- Task material:
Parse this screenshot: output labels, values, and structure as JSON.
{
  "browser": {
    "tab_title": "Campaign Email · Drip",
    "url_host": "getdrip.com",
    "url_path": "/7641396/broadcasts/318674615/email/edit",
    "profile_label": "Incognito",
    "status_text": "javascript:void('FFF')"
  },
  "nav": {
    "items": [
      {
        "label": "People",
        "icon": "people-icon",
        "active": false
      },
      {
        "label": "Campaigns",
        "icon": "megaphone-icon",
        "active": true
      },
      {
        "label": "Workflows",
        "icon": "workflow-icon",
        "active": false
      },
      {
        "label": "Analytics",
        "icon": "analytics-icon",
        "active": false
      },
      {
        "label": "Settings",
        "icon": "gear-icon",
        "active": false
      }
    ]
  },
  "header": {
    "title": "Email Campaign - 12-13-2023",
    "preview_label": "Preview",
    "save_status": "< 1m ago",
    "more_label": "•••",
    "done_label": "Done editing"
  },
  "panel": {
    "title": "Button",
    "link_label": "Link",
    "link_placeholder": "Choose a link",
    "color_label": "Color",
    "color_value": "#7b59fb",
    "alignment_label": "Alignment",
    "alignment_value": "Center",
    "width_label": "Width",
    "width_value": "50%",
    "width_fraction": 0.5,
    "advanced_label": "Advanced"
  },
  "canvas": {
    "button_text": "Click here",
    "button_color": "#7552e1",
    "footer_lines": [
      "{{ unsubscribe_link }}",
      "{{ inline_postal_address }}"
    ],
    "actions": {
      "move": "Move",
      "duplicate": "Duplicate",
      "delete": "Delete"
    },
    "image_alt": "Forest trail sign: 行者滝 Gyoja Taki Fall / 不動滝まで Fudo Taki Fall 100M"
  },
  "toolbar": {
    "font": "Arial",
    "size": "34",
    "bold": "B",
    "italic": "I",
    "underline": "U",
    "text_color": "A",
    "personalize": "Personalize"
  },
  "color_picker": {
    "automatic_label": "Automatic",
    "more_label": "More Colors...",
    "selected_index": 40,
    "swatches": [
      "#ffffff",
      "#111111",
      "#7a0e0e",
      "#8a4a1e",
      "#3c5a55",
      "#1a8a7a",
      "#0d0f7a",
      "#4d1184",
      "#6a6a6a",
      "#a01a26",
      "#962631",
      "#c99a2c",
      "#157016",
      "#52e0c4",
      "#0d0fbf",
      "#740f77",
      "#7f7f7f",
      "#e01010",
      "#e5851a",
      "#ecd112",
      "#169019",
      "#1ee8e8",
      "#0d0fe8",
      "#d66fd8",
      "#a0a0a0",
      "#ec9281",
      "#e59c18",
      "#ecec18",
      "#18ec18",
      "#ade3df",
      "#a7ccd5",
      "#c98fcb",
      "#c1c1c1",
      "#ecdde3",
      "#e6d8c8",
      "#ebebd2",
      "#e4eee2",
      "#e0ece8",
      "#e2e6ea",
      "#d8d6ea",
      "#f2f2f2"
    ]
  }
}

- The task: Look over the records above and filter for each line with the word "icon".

- Exercise output:
        "icon": "people-icon",
        "icon": "megaphone-icon",
        "icon": "workflow-icon",
        "icon": "analytics-icon",
        "icon": "gear-icon",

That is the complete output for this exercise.